Whilst most visitors still come to Vietnam to visit the classic tourist sights, more and more guests do take an interest in the flora and fauna of this beautiful country. Vietnam actually hosts a large number of bird species. There are currently more than 850 species that have been recorded (compare this with less than 600 in England), including 12 endemics, or species that cannot be found anywhere else.

Birding in Vietnam is pretty straight forward in the established National Parks and whilst infrastructure is basic at times, accommodation is easily found and food is plentiful and often very good. These parks are very safe, the biggest annoyance being leeches during the wet season. Whilst messy, they do not carry any diseases, and a pair of leech socks and a good blast of repellent will keep them at bay. The forests can be incredibly hot and humid and you are well-advised to take plenty to drink.

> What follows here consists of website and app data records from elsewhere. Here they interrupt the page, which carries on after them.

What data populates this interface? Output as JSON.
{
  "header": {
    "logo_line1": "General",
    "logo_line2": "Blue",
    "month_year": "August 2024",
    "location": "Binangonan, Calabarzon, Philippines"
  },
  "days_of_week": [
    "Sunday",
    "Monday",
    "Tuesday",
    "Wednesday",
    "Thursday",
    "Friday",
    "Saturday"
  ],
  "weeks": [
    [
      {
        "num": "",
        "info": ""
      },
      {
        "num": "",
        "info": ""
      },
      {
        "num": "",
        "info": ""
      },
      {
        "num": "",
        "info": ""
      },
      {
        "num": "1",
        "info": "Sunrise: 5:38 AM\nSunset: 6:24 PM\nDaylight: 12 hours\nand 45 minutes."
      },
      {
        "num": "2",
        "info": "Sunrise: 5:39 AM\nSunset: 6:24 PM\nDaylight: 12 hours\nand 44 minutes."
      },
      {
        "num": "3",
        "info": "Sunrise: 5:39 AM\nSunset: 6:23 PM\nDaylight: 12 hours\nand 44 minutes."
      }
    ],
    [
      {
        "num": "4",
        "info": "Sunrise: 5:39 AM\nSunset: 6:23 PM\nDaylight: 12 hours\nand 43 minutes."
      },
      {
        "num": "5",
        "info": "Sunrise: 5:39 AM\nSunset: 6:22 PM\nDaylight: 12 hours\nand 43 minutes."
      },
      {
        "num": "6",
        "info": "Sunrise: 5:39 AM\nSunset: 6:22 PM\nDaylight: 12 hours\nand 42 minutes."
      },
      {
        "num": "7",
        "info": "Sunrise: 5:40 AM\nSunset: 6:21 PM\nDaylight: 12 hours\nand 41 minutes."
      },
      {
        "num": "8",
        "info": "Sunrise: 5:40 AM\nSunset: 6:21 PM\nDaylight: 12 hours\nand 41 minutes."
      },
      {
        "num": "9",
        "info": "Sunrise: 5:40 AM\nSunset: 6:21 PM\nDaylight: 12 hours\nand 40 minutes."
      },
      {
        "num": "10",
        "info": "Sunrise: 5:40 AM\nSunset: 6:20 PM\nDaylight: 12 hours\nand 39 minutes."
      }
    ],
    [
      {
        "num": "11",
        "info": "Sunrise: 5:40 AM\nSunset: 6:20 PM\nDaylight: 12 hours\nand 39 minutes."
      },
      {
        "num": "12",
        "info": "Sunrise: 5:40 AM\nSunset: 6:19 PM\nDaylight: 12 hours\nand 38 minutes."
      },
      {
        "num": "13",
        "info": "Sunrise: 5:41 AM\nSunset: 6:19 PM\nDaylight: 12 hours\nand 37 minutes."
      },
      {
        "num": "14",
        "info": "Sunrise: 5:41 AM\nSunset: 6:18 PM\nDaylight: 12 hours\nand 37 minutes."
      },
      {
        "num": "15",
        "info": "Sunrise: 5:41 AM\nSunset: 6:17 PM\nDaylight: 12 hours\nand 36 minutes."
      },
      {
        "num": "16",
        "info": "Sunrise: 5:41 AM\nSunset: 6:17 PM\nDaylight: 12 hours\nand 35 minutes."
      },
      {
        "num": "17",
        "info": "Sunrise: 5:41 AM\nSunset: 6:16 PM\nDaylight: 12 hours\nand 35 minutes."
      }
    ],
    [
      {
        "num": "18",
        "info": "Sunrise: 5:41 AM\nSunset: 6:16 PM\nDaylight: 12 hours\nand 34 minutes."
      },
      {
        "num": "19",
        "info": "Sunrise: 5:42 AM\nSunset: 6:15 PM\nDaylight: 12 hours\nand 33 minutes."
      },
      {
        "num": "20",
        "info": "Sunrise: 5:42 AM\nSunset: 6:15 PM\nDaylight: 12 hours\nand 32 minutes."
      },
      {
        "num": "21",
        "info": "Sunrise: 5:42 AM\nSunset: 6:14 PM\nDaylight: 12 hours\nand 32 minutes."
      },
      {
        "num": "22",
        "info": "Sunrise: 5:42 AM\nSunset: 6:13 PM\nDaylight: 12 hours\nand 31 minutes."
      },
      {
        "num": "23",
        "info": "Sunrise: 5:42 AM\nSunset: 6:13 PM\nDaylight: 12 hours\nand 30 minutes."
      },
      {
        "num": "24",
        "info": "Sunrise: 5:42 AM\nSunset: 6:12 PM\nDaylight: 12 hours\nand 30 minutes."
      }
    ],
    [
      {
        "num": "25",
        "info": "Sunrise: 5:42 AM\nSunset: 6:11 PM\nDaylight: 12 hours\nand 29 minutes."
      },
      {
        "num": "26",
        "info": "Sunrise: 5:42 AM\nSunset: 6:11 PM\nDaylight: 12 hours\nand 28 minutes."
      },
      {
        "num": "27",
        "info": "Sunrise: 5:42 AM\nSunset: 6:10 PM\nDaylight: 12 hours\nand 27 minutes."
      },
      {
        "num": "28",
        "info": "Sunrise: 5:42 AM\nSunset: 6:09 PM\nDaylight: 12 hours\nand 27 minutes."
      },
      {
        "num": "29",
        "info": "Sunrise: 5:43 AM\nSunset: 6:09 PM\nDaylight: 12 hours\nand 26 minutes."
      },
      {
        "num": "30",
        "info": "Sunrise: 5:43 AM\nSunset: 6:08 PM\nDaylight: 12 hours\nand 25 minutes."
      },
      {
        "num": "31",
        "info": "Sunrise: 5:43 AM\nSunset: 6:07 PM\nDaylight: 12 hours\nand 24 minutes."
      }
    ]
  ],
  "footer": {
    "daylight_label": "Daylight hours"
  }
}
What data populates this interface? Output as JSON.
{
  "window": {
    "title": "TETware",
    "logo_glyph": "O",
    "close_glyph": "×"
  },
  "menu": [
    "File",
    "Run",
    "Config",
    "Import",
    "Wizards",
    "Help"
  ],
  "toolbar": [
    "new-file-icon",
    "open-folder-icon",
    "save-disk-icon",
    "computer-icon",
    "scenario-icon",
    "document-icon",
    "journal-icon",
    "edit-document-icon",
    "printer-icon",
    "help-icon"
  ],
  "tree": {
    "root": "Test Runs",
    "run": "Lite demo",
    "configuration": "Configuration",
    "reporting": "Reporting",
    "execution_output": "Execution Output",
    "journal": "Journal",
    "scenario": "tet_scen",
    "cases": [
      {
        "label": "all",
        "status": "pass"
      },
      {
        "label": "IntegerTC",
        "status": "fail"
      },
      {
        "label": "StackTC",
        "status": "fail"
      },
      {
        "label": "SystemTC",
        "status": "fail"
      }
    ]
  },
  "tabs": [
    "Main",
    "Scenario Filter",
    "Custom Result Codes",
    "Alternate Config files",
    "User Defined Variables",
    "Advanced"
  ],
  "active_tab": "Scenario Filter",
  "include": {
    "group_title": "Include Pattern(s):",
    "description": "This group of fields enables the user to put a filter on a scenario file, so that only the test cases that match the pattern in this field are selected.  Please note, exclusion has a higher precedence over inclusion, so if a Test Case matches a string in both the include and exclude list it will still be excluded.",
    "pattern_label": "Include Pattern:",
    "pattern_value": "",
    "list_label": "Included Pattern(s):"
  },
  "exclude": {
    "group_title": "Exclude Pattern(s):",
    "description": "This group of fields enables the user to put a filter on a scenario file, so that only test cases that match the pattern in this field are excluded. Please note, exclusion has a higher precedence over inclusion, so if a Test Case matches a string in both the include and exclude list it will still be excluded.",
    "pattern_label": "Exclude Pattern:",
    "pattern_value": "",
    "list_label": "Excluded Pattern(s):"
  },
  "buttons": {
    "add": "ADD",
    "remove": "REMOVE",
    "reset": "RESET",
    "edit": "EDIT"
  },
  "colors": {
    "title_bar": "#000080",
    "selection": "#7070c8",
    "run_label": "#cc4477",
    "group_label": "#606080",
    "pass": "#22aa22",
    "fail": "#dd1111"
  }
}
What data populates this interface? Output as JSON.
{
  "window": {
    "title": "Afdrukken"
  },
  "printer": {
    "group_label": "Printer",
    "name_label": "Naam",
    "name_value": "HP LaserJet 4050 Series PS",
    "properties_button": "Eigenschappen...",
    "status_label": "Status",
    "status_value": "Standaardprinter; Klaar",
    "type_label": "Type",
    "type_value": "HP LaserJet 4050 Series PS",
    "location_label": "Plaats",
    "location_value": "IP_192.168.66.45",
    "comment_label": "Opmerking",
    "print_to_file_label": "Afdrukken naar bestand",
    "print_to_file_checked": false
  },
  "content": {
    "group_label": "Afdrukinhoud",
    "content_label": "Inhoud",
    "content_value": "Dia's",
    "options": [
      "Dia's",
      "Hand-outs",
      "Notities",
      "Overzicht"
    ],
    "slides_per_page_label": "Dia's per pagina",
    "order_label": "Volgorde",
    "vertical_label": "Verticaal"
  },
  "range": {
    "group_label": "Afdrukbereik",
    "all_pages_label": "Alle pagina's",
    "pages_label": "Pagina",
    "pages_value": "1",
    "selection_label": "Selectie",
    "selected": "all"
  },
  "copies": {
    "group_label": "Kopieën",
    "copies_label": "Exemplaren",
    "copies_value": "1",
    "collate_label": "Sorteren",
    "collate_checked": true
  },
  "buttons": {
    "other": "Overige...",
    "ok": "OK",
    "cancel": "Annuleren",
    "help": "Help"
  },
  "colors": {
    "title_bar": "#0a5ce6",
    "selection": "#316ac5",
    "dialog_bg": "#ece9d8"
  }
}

Bird watching in Vietnam is really possible all year round, but the rainy season makes walking hard at times. The winter is drier in the North and South; there is also the added bonus of visitors from countries further north. Many birds are at their most vocal in spring and are thus easier to locate.

As birding is still a fairly new concept in Vietnam, there might be some curiosity as to what it is you are doing. By all means do try and explain and let people take a look through your binoculars. Go out there, have fun, and enjoy the great nature that Vietnam has to offer.

Following are short descriptions of a few sites that should be on any birder’s list of places to visit.

Cuc Phuong National Park

This is the oldest park in Vietnam and was decreed by President Ho Chi Minh himself in 1962. Just over three hours away from Ha Noi, the park has good facilities with basic but clean accommodation both at the entrance and at Bong sub-station further inside. The park is best avoided on weekends andDollarbid holidays when it can get crowded and noisy. Food is good and plentiful and, more importantly, there is beer! Trails are well marked and beauties such as Woodpeckers, Broadbills and Barbets are not too hard to see. My personal favorites, Pittas, are also pretty common but require a lot more effort.

Malayan night heron -  Gorsachius melanolophus at Cuc Phuong National Park
Malayan night heron –  Gorsachius melanolophus at Cuc Phuong National Park

Well worth a visit is the Endangered Primate Rescue Centre at the entrance; they do a great job in ensuring that primates have a chance of surviving in Vietnam and deserve your support.

Bach Ma National Park

Less than an hour from Hue, the park has good infrastructure both at the entrance and at the summit. If you do not like leeches, you may want to avoid the park during the rainy season! Also keep an eye on weather Little Green Bee-eaterforecasts as the Center of Vietnam sometimes gets clobbered by Typhoons. As the park covers different altitudinal zones, there is a wide range of bird species. Most sought after are a number of partridges and pheasants but they are not easy to see. However, there are plenty of more conspicuous birds to keep both amateurs and hard-core twitchers happy. If you can, try and hire Mr. Le Quy Minh as a guide. He heads the Ecotourism Department at the park and apart from being a very nice chap also knows his birds.

Cat Tien National Park

This is probably the birding site in Vietnam and should not be missed. Easily reached in three hours from Ho Chi Minh City, this park is again best avoided on weekends and holidays (unless you enjoy a bit of Karaoke). Not only is the park great for birds, there is also a good chance of seeing larger mammals; though forget about seeing the last few remaining Javan Rhinoceroses.

More than 700 species of rare and "special rare" birds included in the Red Book at Cat Tien National Park
More than 700 species of rare and “special rare” birds included in the Red Book at Cat Tien National Park

Very good birding can be done from the main road (thus no leeches) and it is relatively easy to see such sought-after birds as Hornbills and Pheasants though luck, as always with birding, is of course required.

Tra Su Forest Reserve

Less then an hour from Chau Do, and close to the Cambodian border, this is one of my favorite sites. The vast number of roosting and breeding egrets, Monksherons, and ibises make it an amazing spectacle, even for non-birders. The site is best visited a couple of hours before dusk when hundreds, if not thousands, of birds come back from feeding on the Cambodian side. The site is private and you may want to check with the Victoria Chau Doc Hotel for permission to access and to arrange a boat to take you to the watch tower in the centre.

Thousands of birds at Tra Su Forest Reserve
Thousands of birds at Tra Su Forest Reserve
From the observatory in the center of the forest,  you can enjoy the panoramic view of Melaleuca forest
From the observatory in the center of the forest, you can enjoy the panoramic view of Melaleuca forest